She died Jan. 16, 2022 at the hospital, where she had worked for 38 years.
Antonio Campos testified that he hadn't seen the woman bother anyone and that he rushed to her aid and performed CPR after the woman, who had taken the same transportation he had for years, fell to the ground in the well-lit transportation plaza.
When Deputy District Attorney Brian Kang asked if it appeared that Shell's life was in danger, the first witness called by the prosecution said, "Yes. Because I saw her falling, hitting her head ... She was on the floor motionless, bleeding from her head."
Campos identified the defendant in court and said he didn't hear Bell or Shells say anything. He said he saw the assailant wearing what looked like bags on his shoes, and that he heard someone who sounded scared telling the man to stop.
Los Angeles Police Department Officer Joseph Murphy said officers were able to retrieve a still photo that showed the alleged suspect and said Bell was tracked down to a platform at Union Station, where he was taken into custody at about 6:45 a.m. that day.
Dr. John Gruen, a neurosurgeon at Los Angeles County-USC Medical Center who testified that he frequently rode a shuttle bus from Union Station to the hospital with the nurse, said he operated that day on Shells in an effort to save her life.
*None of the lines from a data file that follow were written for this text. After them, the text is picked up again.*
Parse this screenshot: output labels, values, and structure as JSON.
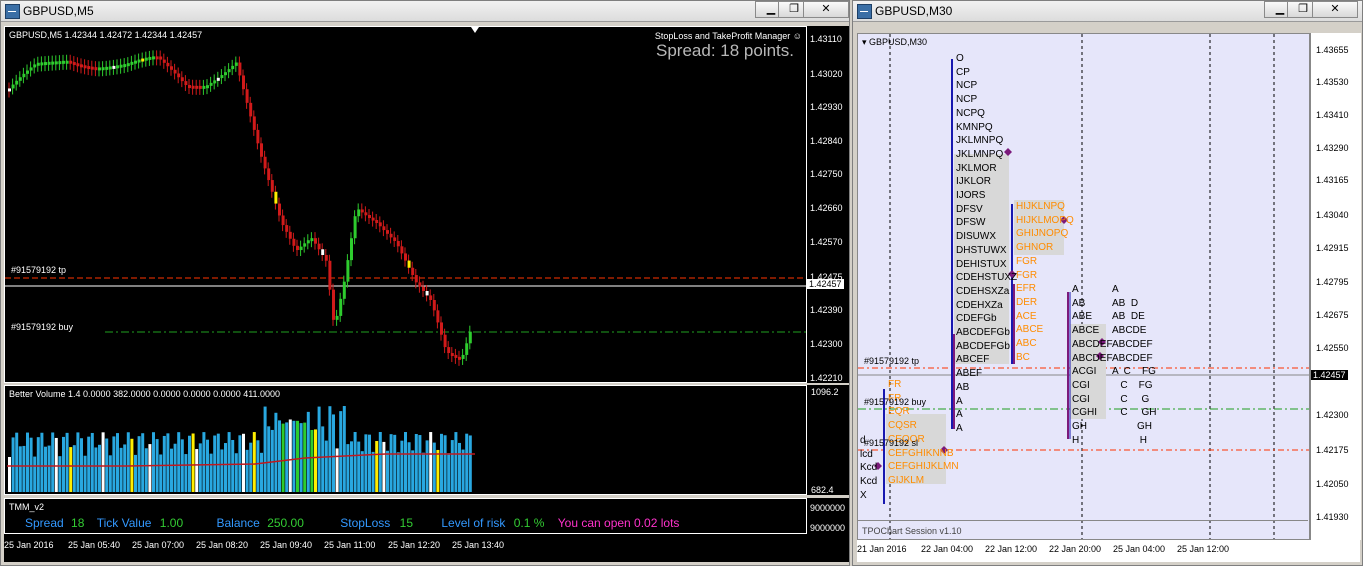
{
  "left_window": {
    "title": "GBPUSD,M5",
    "chart_header": "GBPUSD,M5  1.42344 1.42472 1.42344 1.42457",
    "spread_text": "Spread: 18 points.",
    "manager_title": "StopLoss and TakeProfit Manager",
    "price_axis": [
      "1.43110",
      "1.43020",
      "1.42930",
      "1.42840",
      "1.42750",
      "1.42660",
      "1.42570",
      "1.42475",
      "1.42390",
      "1.42300",
      "1.42210"
    ],
    "current_price": "1.42457",
    "tp_label": "#91579192 tp",
    "buy_label": "#91579192 buy",
    "volume_header": "Better Volume 1.4 0.0000 382.0000 0.0000 0.0000 0.0000 411.0000",
    "volume_axis": [
      "1096.2",
      "682.4",
      "0.00"
    ],
    "tmm_title": "TMM_v2",
    "tmm_axis": [
      "9000000",
      "9000000"
    ],
    "tmm_fields": [
      {
        "label": "Spread",
        "value": "18"
      },
      {
        "label": "Tick Value",
        "value": "1.00"
      },
      {
        "label": "Balance",
        "value": "250.00"
      },
      {
        "label": "StopLoss",
        "value": "15"
      },
      {
        "label": "Level of risk",
        "value": "0.1 %"
      }
    ],
    "tmm_open": "You can open 0.02 lots",
    "time_axis": [
      "25 Jan 2016",
      "25 Jan 05:40",
      "25 Jan 07:00",
      "25 Jan 08:20",
      "25 Jan 09:40",
      "25 Jan 11:00",
      "25 Jan 12:20",
      "25 Jan 13:40"
    ]
  },
  "right_window": {
    "title": "GBPUSD,M30",
    "chart_header": "GBPUSD,M30",
    "price_axis": [
      "1.43655",
      "1.43530",
      "1.43410",
      "1.43290",
      "1.43165",
      "1.43040",
      "1.42915",
      "1.42795",
      "1.42675",
      "1.42550",
      "1.42300",
      "1.42175",
      "1.42050",
      "1.41930"
    ],
    "current_price": "1.42457",
    "tp_label": "#91579192 tp",
    "buy_label": "#91579192 buy",
    "sl_label": "#91579192 sl",
    "indicator_label": "TPOChart Session v1.10",
    "time_axis": [
      "21 Jan 2016",
      "22 Jan 04:00",
      "22 Jan 12:00",
      "22 Jan 20:00",
      "25 Jan 04:00",
      "25 Jan 12:00"
    ],
    "profile_1": [
      "O",
      "CP",
      "NCP",
      "NCP",
      "NCPQ",
      "KMNPQ",
      "JKLMNPQ",
      "JKLMNPQ",
      "JKLMOR",
      "IJKLOR",
      "IJORS",
      "DFSV",
      "DFSW",
      "DISUWX",
      "DHSTUWX",
      "DEHISTUX",
      "CDEHSTUXZ",
      "CDEHSXZa",
      "CDEHXZa",
      "CDEFGb",
      "ABCDEFGb",
      "ABCDEFGb",
      "ABCEF",
      "ABEF",
      "AB",
      "A",
      "A",
      "A"
    ],
    "profile_2": [
      "HIJKLNPQ",
      "HIJKLMOPQ",
      "GHIJNOPQ",
      "GHNOR",
      "FGR",
      "FGR",
      "EFR",
      "DER",
      "ACE",
      "ABCE",
      "ABC",
      "BC"
    ],
    "profile_3": [
      "A",
      "AB",
      "ABE",
      "ABCE",
      "ABCDEF",
      "ABCDEF",
      "ACGI",
      "CGI",
      "CGI",
      "CGHI",
      "GH",
      "H"
    ],
    "profile_4": [
      "A",
      "AB  D",
      "AB  DE",
      "ABCDE",
      "ABCDEF",
      "ABCDEF",
      "A  C    FG",
      "   C    FG",
      "   C     G",
      "   C     GH",
      "         GH",
      "          H"
    ],
    "profile_4b": [
      "",
      "",
      "",
      "",
      "",
      "",
      "",
      "I",
      "I",
      "I",
      "",
      ""
    ],
    "profile_left_orange": [
      "FR",
      "FR",
      "EQR",
      "CQSR",
      "CEQOR",
      "CEFGHIKNNB",
      "CEFGHIJKLMN",
      "GIJKLM"
    ],
    "profile_left_black": [
      "d",
      "lcd",
      "Kcd",
      "Kcd",
      "X"
    ]
  },
  "colors": {
    "bull": "#2ecc2e",
    "bear": "#d11a1a",
    "tp_line": "#ff3300",
    "buy_line": "#1f9f1f",
    "profile_purple": "#7b1a7b",
    "profile_blue": "#1818b0",
    "profile_orange": "#ff8c00",
    "tmm_label": "#3399ff",
    "tmm_value": "#33cc33",
    "tmm_open": "#ff33cc"
  },
  "icons": [
    "window-icon",
    "minimize-icon",
    "maximize-icon",
    "close-icon",
    "smiley-icon",
    "diamond-marker-icon"
  ]
}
But he said he didn't expect her to ever regain consciousness given the severity of her injury, which he said was not visible externally.
She was subsequently declared brain dead and taken off of life support, he testified.
Bell was initially charged with murder, with the prosecution subsequently filing a second count — assault by means of force likely to produce great bodily injury — against him last September.
Bell is due back in a downtown Los Angeles courtroom for arraignment April 10.
"Your honor, first of all, I do want to acknowledge that this was a horrible tragedy," Bell's attorney told the judge, adding that the "question is whether or not this was a murder" and suggesting that her client was "not mentally healthy" at the time.
The prosecutor countered that the nurse was vulnerable because she was older, not as big as the defendant and was "taken by complete surprise" in a location where she was not expecting to be hit.
Bell has remained behind bars in lieu of $2 million bail since his arrest.
Shortly after the woman's death, the hospital announced the creation of a memorial fund to benefit Shells' family. The Sandra Shells Memorial Fun was also aimed at helping "other families who have been affected by or have fallen victim to violence," according to the medical center.
Hospital officials noted that Shells would often arrive early in the morning before her shift so she could sit in the locker room and read her Bible.
"LAC+USC Medical Center family is overwhelmed by the outpouring of love and support received in the wake of Nurse Sandra Shells' passing," according to a hospital statement. "We are grateful to those who have paid tribute to Ms. Shells by extending their condolences, sending flower arrangements, and posting heartfelt messages on social media. We appreciate your sentiments and we thank you for sharing in our sadness."